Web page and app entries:

------------

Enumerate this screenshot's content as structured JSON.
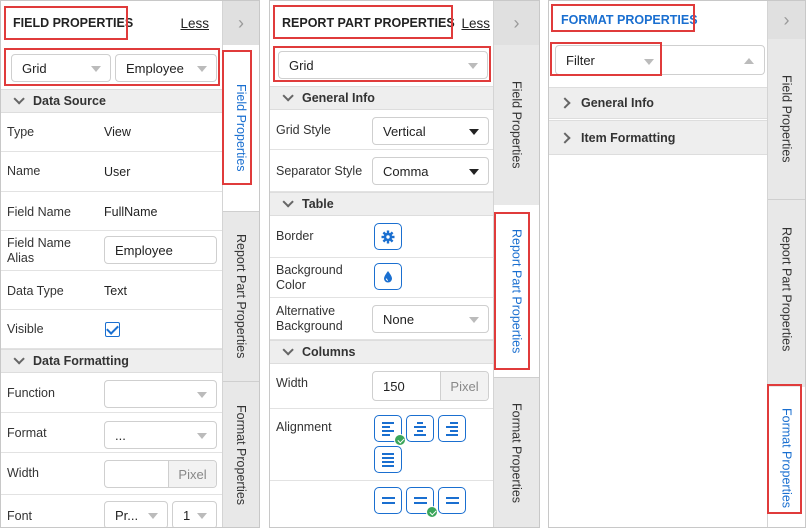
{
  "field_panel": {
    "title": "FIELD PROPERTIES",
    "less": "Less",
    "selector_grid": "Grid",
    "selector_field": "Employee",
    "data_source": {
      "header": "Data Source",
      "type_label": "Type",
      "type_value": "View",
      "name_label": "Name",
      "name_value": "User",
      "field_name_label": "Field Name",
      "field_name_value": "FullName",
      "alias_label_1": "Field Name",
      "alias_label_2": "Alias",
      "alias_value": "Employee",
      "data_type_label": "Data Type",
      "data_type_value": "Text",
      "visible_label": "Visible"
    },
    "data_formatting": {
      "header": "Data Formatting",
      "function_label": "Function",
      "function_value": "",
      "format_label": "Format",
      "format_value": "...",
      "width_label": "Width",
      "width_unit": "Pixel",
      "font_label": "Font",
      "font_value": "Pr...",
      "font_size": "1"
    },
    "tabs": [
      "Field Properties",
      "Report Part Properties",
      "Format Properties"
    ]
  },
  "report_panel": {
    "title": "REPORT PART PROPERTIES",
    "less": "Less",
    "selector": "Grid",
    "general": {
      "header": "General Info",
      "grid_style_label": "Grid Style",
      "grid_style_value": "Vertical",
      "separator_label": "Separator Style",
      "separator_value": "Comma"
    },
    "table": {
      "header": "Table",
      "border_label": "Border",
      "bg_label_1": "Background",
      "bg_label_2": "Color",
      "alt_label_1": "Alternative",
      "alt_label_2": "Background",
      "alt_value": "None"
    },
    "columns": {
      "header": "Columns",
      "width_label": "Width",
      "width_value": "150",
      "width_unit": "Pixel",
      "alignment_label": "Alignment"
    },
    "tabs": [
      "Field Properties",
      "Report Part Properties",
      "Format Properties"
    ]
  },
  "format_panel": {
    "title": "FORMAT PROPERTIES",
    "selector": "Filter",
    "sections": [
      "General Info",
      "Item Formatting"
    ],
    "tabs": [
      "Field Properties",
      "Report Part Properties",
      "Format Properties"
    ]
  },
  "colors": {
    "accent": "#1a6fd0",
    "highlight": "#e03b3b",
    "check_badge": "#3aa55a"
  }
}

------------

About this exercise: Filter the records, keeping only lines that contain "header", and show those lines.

Exercise answer:
      "header": "Data Source",
      "header": "Data Formatting",
      "header": "General Info",
      "header": "Table",
      "header": "Columns",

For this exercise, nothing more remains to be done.